But with long-standing adversaries who have built up years of animosity, simple disagreements can morph into loggerheads that even the greatest of mediators cannot solve. For when push comes to shove, which simply means one or both sides suddenly realizes it needs to accomplish something, problems can be worked out.
Our own local feud, while not quite up to the level of Congressional discord we see today, is nevertheless causing unrest among parents whose children attend Los Altos School District schools or Bullis Charter School. And even after years of litigation, the two sides remain ready to do battle at a moment's notice.
A case in point came last week when LASD changed the locks on Blach Middle School classrooms it had promised to BCS, so teachers could not use the rooms to prepare for the first day of school on Aug. 19. It was an incendiary move that immediately turned into an uproar that culminated with 80-100 parents at Monday's nights LASD school board meeting. Luckily for BCS students and teachers, new keys were handed over to so teachers could gain access to the promised classrooms, but there still is not confirmation that this dispute is over.
Both sides are distributing press releases that spin the lock-out incident their way, so it's virtually impossible to make a judgment on who is right. More than likely, there is plenty of blame to go around and, at least for now, students will be able to attend classes on Monday.
At the bottom of the disagreement is LASD's refusal to give BCS a school building of its own, even though at nearly 600 students, the charter school has outgrown its allotted space in portable buildings on the Egan and Blach campuses. State Proposition 39 requires school districts to give charter schools in their districts adequate space to operate, but of course, neither the district nor BCS agree on the interpretation.

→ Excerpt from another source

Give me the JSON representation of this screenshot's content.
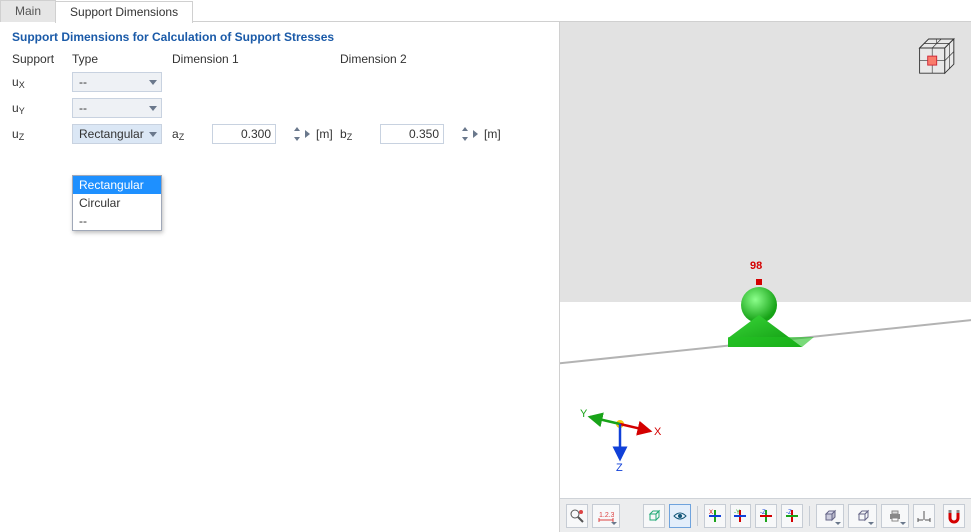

It is time for these warring schools to tone down their rhetoric and find a way to sign a master agreement that will defuse these seemingly never-ending disputes. Gov. Jerry Brown recently imposed a 60-day cooling off period so BART and its workers could continue to bargain to avert a possible strike that would cripple Bay Area transit. It is a shame someone can't call a similar time-out in this disagreement.
Luckily, district and BCS students have not seen much impact in the classroom from the current disagreement, at least yet. But with animosity running high, there is no telling what the next surprise tactic will be. Reasonable parents from both sides should push their respective boards to seek out a longterm agreement. One way would be to choose a mediator who could resolve the dispute over classroom space. There has to be a way for the two sides to end their "Hatfield and McCoy" warfare.
Parents from the district and BCS should be tired seeing their top school officials engage in this childish behavior. And resolving these issues would save thousands of dollars in legal expenses that should be spent in the classroom.